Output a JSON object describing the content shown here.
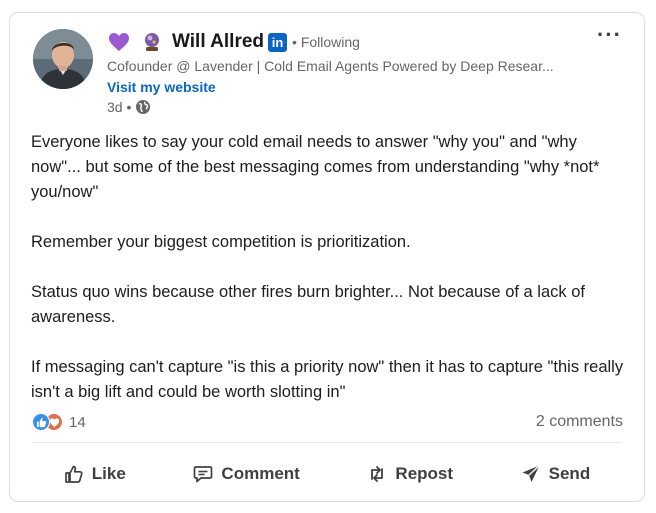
{
  "post": {
    "author": {
      "name": "Will Allred",
      "connection_status": "• Following",
      "headline": "Cofounder @ Lavender | Cold Email Agents Powered by Deep Resear...",
      "link_label": "Visit my website",
      "posted_ago": "3d •",
      "badges": [
        "purple-heart-icon",
        "crystal-ball-emoji-icon",
        "linkedin-icon"
      ],
      "linkedin_label": "in"
    },
    "more_label": "···",
    "paragraphs": [
      "Everyone likes to say your cold email needs to answer \"why you\" and \"why now\"... but some of the best messaging comes from understanding \"why *not* you/now\"",
      "Remember your biggest competition is prioritization.",
      "Status quo wins because other fires burn brighter... Not because of a lack of awareness.",
      "If messaging can't capture \"is this a priority now\" then it has to capture \"this really isn't a big lift and could be worth slotting in\""
    ],
    "stats": {
      "reaction_count": "14",
      "reaction_types": [
        "like",
        "love"
      ],
      "comments_label": "2 comments"
    },
    "actions": {
      "like": "Like",
      "comment": "Comment",
      "repost": "Repost",
      "send": "Send"
    }
  },
  "colors": {
    "link": "#0a66c2",
    "like_reaction": "#378fe9",
    "love_reaction": "#df704d",
    "heart": "#9b59d0"
  }
}
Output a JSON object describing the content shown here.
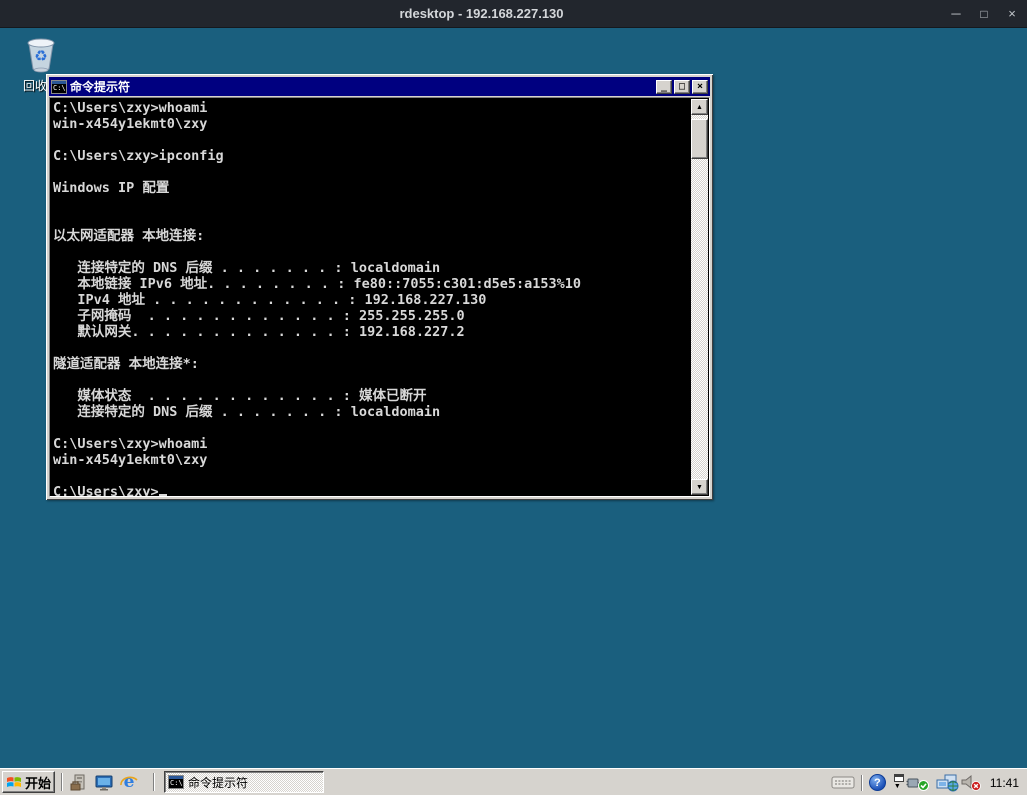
{
  "colors": {
    "topbar_bg": "#22262d",
    "topbar_text": "#d4d7da",
    "desktop_bg": "#1a5f7e",
    "chrome": "#d6d3ce",
    "cmd_title_bg": "#000080",
    "terminal_bg": "#000000",
    "terminal_fg": "#d8d8d8"
  },
  "topbar": {
    "title": "rdesktop - 192.168.227.130"
  },
  "desktop": {
    "recycle_bin": {
      "label": "回收站"
    }
  },
  "cmd_window": {
    "title": "命令提示符",
    "terminal": {
      "lines": [
        "C:\\Users\\zxy>whoami",
        "win-x454y1ekmt0\\zxy",
        "",
        "C:\\Users\\zxy>ipconfig",
        "",
        "Windows IP 配置",
        "",
        "",
        "以太网适配器 本地连接:",
        "",
        "   连接特定的 DNS 后缀 . . . . . . . : localdomain",
        "   本地链接 IPv6 地址. . . . . . . . : fe80::7055:c301:d5e5:a153%10",
        "   IPv4 地址 . . . . . . . . . . . . : 192.168.227.130",
        "   子网掩码  . . . . . . . . . . . . : 255.255.255.0",
        "   默认网关. . . . . . . . . . . . . : 192.168.227.2",
        "",
        "隧道适配器 本地连接*:",
        "",
        "   媒体状态  . . . . . . . . . . . . : 媒体已断开",
        "   连接特定的 DNS 后缀 . . . . . . . : localdomain",
        "",
        "C:\\Users\\zxy>whoami",
        "win-x454y1ekmt0\\zxy",
        "",
        "C:\\Users\\zxy>"
      ]
    }
  },
  "taskbar": {
    "start": {
      "label": "开始"
    },
    "quick_launch": [
      {
        "name": "server-manager"
      },
      {
        "name": "show-desktop"
      },
      {
        "name": "internet-explorer"
      }
    ],
    "tasks": [
      {
        "label": "命令提示符",
        "active": true
      }
    ],
    "tray": {
      "clock": "11:41"
    }
  },
  "icons": {
    "topbar_min": "─",
    "topbar_max": "□",
    "topbar_close": "×",
    "win_min": "_",
    "win_max": "□",
    "win_close": "×",
    "scroll_up": "▲",
    "scroll_down": "▼",
    "chevron_down": "▼",
    "help_glyph": "?",
    "ie_glyph": "e",
    "recycle_glyph": "♻"
  }
}
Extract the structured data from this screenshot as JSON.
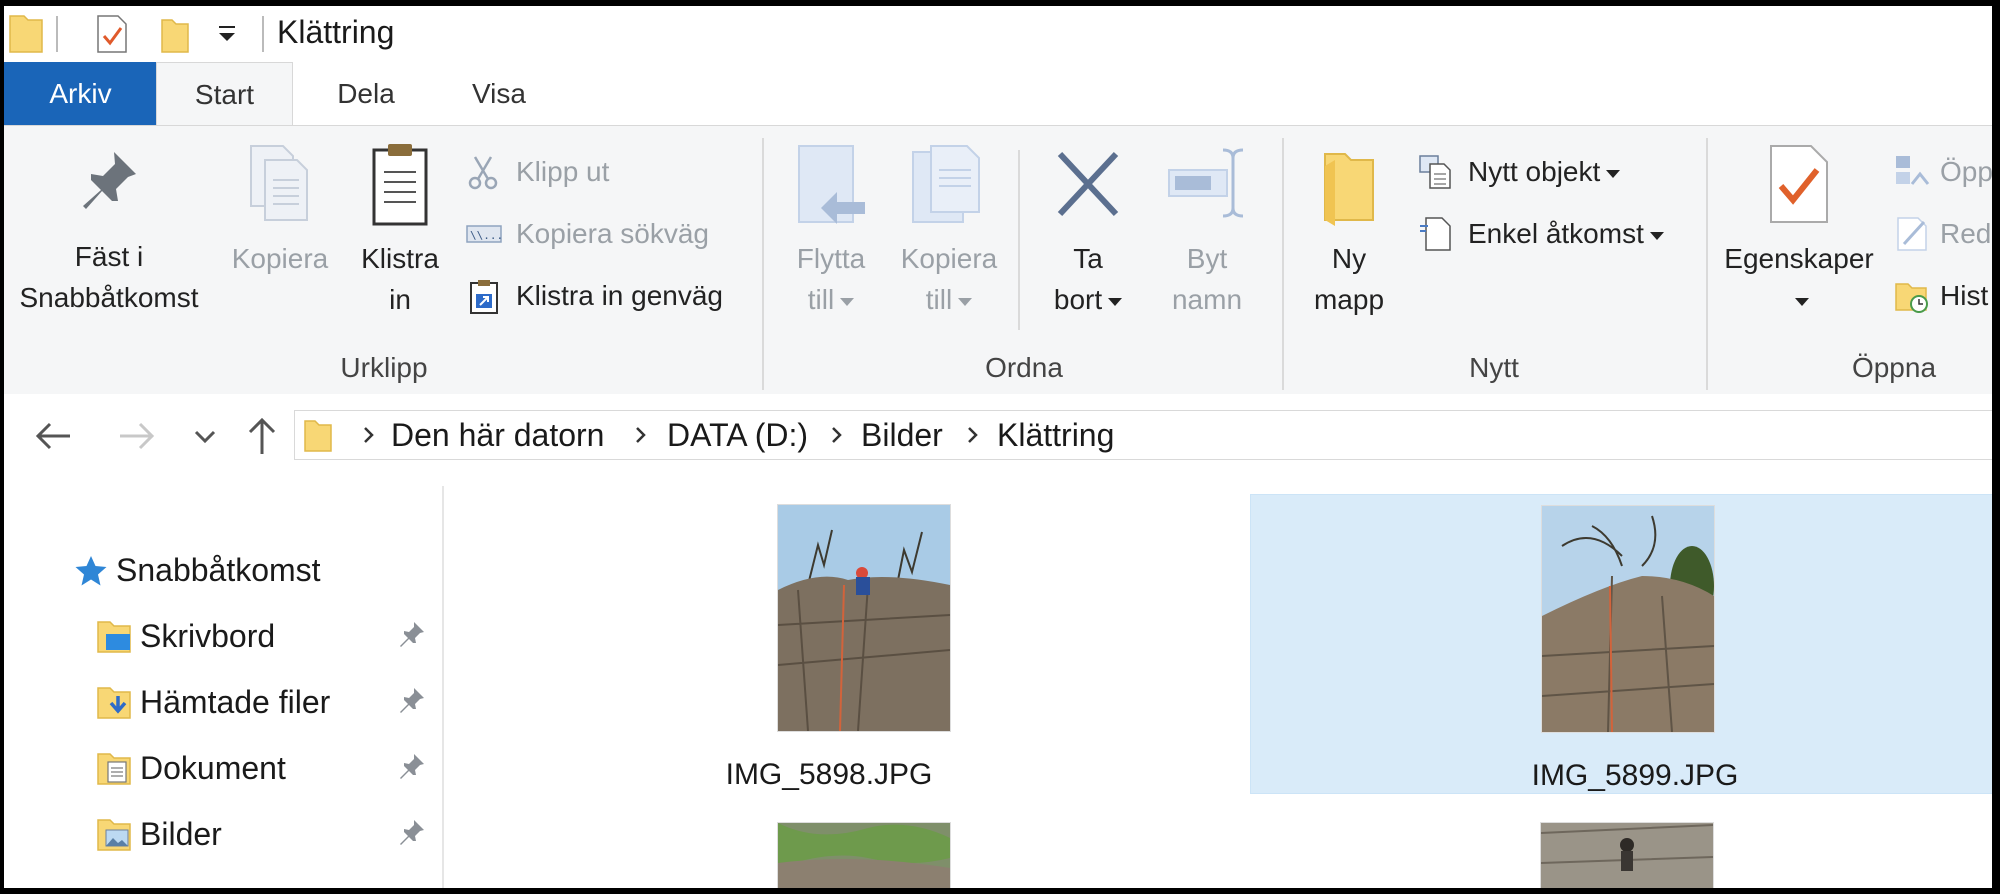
{
  "window": {
    "title": "Klättring"
  },
  "ribbon_tabs": [
    "Arkiv",
    "Start",
    "Dela",
    "Visa"
  ],
  "ribbon": {
    "urklipp": {
      "pin": [
        "Fäst i",
        "Snabbåtkomst"
      ],
      "copy": "Kopiera",
      "paste": [
        "Klistra",
        "in"
      ],
      "cut": "Klipp ut",
      "copy_path": "Kopiera sökväg",
      "paste_shortcut": "Klistra in genväg",
      "group": "Urklipp"
    },
    "ordna": {
      "move": [
        "Flytta",
        "till"
      ],
      "copy_to": [
        "Kopiera",
        "till"
      ],
      "delete": [
        "Ta",
        "bort"
      ],
      "rename": [
        "Byt",
        "namn"
      ],
      "group": "Ordna"
    },
    "nytt": {
      "new_folder": [
        "Ny",
        "mapp"
      ],
      "new_item": "Nytt objekt",
      "easy_access": "Enkel åtkomst",
      "group": "Nytt"
    },
    "oppna": {
      "properties": "Egenskaper",
      "open": "Öpp",
      "edit": "Redi",
      "history": "Hist",
      "group": "Öppna"
    }
  },
  "breadcrumb": [
    "Den här datorn",
    "DATA (D:)",
    "Bilder",
    "Klättring"
  ],
  "nav_pane": {
    "quick_access": "Snabbåtkomst",
    "items": [
      {
        "label": "Skrivbord",
        "icon": "desktop-folder-icon"
      },
      {
        "label": "Hämtade filer",
        "icon": "downloads-folder-icon"
      },
      {
        "label": "Dokument",
        "icon": "documents-folder-icon"
      },
      {
        "label": "Bilder",
        "icon": "pictures-folder-icon"
      }
    ]
  },
  "files": [
    {
      "name": "IMG_5898.JPG",
      "selected": false
    },
    {
      "name": "IMG_5899.JPG",
      "selected": true
    }
  ],
  "colors": {
    "file_tab": "#1a65b8",
    "selection": "#d9ebf9",
    "folder": "#f8d775"
  }
}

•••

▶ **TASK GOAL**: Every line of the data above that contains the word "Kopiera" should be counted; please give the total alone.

▶ **WORKED SOLUTION**: 3